**PROBLEM DETAILS:** Using the listing below, copy every line that mentions "RESIDENTIAL".

**GIVEN DATA:**
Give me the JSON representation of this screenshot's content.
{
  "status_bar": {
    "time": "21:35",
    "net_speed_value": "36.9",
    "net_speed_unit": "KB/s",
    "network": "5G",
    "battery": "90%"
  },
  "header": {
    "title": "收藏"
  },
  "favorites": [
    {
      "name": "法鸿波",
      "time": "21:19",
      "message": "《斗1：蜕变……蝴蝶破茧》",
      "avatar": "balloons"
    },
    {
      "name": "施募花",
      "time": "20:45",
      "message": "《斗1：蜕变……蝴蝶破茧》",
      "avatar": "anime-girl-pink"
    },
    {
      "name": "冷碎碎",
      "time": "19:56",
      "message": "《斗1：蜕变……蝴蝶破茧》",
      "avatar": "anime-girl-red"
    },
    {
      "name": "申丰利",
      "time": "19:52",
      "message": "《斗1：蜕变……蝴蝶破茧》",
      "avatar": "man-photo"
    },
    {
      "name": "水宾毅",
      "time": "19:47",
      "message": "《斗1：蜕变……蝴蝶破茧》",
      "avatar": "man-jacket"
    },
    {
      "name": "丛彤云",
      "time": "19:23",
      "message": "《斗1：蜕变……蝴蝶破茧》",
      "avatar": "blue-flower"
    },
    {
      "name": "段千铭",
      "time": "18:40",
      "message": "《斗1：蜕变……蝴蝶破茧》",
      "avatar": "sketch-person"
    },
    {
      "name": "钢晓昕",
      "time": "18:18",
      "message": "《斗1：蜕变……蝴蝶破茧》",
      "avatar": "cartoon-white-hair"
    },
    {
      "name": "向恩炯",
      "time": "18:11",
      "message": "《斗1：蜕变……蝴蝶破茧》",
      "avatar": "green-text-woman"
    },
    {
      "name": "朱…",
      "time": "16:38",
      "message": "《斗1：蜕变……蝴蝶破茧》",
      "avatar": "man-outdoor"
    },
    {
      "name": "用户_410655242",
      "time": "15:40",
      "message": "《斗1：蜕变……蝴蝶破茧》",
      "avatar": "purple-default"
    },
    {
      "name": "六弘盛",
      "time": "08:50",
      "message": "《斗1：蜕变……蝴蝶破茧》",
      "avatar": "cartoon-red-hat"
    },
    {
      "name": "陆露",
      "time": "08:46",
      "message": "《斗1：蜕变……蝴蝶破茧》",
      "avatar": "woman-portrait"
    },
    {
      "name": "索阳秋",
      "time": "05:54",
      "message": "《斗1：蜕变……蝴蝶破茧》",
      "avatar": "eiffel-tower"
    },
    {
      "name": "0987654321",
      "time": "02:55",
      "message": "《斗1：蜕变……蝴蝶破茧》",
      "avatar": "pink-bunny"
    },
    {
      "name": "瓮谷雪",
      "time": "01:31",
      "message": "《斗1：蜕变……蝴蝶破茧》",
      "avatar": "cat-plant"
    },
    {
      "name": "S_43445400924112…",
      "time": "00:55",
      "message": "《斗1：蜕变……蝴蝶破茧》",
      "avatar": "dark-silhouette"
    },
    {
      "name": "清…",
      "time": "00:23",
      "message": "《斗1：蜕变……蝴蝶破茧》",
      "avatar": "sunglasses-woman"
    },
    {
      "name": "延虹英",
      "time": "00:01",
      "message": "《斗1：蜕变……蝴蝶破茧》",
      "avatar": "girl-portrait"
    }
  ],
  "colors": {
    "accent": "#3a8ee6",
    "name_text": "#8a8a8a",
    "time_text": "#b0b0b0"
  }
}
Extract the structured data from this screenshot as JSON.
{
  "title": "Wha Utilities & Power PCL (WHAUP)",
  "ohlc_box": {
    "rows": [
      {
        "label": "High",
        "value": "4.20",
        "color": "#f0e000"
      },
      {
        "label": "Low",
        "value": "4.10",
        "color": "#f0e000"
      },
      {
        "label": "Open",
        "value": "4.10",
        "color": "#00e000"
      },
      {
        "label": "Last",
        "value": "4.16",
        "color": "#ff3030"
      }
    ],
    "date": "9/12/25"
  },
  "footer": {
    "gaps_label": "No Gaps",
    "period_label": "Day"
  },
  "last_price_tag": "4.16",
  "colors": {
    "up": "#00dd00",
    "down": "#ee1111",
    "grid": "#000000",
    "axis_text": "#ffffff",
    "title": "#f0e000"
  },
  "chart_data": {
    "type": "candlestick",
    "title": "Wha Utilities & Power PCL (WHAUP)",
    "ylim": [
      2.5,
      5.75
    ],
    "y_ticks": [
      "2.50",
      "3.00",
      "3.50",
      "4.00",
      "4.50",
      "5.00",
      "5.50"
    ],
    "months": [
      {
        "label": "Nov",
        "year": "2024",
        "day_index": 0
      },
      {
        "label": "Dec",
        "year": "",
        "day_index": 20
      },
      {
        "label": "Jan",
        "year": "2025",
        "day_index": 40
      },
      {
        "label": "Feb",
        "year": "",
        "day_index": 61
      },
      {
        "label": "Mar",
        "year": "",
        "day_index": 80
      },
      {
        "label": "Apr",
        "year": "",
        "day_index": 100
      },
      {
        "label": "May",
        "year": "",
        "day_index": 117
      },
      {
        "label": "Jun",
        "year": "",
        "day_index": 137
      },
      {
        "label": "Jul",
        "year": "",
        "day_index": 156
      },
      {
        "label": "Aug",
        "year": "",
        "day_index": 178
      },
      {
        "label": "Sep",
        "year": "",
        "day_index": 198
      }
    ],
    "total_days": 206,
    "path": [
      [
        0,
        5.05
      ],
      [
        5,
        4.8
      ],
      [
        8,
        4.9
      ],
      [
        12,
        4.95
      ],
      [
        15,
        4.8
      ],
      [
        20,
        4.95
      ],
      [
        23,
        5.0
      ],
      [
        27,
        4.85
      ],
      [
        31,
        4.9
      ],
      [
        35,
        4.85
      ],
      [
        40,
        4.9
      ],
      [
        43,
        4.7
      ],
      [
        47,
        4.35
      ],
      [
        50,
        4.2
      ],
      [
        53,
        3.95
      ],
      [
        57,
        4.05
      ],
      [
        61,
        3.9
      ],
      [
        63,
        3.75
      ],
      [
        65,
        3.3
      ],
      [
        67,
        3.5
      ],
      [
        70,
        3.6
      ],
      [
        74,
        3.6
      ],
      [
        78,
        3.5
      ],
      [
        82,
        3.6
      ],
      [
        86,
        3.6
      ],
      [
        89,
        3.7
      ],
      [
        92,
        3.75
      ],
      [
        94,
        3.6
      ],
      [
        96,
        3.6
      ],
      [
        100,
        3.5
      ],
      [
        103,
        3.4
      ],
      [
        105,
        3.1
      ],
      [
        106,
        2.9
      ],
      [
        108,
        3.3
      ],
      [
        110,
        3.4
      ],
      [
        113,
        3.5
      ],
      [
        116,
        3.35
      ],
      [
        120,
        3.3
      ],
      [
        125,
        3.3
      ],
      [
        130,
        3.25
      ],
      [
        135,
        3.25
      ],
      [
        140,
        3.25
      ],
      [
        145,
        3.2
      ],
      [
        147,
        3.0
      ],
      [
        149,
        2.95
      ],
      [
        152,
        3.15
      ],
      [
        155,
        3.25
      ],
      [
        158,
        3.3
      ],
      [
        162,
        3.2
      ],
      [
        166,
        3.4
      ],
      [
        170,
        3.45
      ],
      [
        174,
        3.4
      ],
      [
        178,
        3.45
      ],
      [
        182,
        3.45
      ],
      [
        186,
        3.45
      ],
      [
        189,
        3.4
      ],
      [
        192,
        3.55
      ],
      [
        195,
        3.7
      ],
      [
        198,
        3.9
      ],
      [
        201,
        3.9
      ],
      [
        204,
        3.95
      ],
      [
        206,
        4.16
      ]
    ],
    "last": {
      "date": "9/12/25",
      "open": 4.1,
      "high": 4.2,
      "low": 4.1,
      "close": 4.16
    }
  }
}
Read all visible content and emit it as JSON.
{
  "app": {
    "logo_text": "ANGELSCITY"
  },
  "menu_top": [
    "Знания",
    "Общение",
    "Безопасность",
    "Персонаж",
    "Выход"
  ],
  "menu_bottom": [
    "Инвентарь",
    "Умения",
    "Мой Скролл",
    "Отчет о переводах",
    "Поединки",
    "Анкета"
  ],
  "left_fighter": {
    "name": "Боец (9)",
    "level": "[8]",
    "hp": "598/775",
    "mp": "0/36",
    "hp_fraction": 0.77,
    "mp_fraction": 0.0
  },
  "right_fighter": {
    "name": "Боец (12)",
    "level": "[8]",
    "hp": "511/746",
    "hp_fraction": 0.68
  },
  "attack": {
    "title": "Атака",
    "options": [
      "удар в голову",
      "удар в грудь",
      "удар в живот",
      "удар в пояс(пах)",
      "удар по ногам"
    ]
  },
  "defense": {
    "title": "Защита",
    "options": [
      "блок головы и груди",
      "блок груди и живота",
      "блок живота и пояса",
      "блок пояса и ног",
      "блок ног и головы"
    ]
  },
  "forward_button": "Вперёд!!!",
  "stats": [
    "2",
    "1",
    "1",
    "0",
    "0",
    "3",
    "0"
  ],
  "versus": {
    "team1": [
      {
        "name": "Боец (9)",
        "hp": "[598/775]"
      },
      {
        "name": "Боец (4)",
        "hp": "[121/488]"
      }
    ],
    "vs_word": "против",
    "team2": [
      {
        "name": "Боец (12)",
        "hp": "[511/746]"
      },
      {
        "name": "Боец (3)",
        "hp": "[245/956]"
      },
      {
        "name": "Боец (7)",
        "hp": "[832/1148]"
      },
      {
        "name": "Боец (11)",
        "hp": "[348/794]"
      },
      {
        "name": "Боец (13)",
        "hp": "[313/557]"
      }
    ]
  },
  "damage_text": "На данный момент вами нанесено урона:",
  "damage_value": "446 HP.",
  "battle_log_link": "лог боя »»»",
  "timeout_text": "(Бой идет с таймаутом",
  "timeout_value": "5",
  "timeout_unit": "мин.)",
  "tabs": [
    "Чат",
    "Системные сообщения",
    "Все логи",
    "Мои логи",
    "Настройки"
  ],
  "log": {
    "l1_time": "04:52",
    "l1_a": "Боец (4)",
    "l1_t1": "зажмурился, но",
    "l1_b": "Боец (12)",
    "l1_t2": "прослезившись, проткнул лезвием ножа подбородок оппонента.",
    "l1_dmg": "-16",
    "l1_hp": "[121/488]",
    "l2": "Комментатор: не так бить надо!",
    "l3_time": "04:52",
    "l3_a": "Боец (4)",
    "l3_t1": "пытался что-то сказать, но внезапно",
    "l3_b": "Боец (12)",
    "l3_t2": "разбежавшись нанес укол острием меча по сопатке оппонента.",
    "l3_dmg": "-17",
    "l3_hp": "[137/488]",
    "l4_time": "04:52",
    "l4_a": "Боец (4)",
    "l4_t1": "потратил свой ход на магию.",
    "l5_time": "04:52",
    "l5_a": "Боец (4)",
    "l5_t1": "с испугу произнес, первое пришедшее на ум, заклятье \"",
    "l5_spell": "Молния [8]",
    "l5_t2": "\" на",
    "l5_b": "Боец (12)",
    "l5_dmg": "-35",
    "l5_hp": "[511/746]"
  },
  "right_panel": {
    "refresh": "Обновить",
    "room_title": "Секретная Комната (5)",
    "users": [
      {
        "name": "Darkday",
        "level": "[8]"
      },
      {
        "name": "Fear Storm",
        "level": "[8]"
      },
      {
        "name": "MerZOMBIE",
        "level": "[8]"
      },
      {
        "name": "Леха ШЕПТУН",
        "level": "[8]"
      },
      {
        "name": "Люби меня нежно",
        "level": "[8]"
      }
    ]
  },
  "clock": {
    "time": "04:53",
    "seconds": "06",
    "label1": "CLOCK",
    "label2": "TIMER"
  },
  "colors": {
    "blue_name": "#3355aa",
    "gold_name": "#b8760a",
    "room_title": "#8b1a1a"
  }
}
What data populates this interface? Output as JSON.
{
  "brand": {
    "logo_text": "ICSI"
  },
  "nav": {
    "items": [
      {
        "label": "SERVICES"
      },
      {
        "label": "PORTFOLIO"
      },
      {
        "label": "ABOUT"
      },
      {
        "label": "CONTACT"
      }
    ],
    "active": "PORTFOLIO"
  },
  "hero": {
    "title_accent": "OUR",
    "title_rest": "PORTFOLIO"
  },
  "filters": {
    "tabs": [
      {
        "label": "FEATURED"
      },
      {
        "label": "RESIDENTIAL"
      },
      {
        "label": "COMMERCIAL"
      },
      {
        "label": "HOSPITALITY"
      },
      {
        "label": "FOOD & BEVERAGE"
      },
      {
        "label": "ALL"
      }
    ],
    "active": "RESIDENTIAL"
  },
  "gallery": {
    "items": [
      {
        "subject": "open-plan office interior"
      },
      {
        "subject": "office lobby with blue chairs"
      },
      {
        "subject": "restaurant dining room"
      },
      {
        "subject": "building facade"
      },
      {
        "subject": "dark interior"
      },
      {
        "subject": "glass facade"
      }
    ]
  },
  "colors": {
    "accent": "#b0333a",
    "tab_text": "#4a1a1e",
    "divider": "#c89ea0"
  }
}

**SOLUTION FOR THIS PROBLEM:**
        "label": "RESIDENTIAL"
    "active": "RESIDENTIAL"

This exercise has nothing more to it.